Exercise objective: Which lines of the listing hold the string "nfocused"? Show each of them.

Input for this task:
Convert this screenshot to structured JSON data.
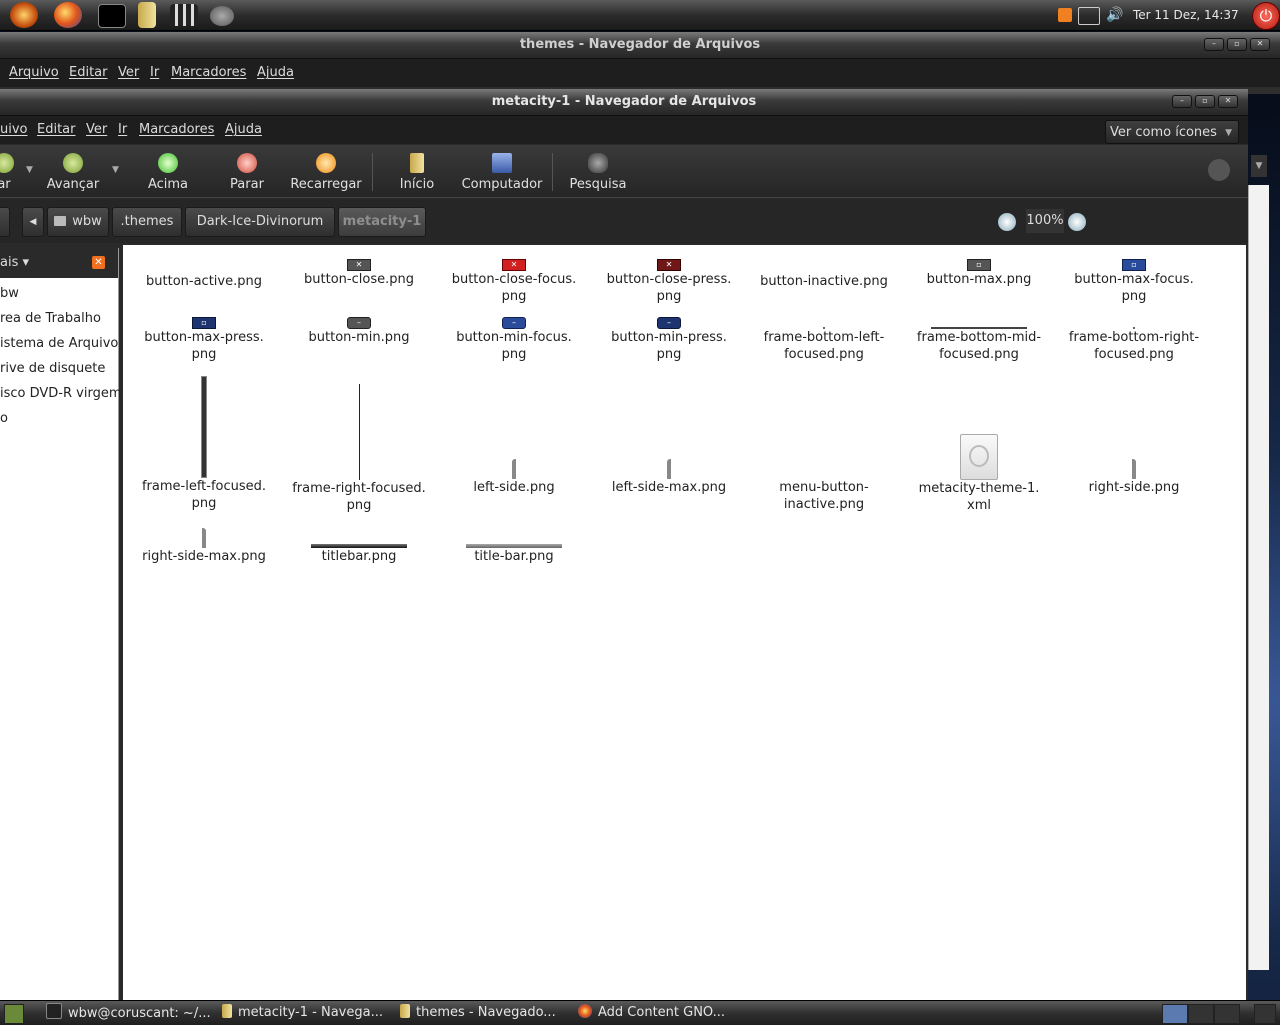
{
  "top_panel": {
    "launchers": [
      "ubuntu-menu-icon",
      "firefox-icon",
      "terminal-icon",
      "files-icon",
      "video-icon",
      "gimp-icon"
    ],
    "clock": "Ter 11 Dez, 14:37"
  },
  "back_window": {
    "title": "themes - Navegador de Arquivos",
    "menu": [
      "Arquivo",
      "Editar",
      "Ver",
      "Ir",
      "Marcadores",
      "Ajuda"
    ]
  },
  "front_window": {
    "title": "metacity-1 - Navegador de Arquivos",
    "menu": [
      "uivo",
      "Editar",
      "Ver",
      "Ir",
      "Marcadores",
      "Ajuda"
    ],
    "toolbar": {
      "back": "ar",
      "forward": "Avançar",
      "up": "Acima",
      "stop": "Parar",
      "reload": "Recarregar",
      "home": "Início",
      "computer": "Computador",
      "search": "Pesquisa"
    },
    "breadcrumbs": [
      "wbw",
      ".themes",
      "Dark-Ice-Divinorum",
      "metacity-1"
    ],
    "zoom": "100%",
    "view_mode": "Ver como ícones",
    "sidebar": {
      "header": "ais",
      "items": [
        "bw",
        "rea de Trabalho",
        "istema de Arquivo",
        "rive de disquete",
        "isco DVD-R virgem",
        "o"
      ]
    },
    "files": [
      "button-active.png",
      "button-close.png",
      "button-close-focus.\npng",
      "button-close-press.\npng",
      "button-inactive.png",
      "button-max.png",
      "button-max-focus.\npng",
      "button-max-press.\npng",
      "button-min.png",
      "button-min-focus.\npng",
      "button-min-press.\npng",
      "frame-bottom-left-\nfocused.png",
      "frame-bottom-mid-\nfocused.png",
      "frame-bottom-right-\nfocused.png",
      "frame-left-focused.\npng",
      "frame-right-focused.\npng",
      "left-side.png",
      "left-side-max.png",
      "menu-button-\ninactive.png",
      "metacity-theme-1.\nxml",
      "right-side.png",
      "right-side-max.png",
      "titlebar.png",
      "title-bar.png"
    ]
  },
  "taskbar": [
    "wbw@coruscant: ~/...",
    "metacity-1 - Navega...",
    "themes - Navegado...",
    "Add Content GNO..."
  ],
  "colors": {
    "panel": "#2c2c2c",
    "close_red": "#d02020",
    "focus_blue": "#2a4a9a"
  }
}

Answer to this task:
      "frame-bottom-left-\nfocused.png",
      "frame-bottom-mid-\nfocused.png",
      "frame-bottom-right-\nfocused.png",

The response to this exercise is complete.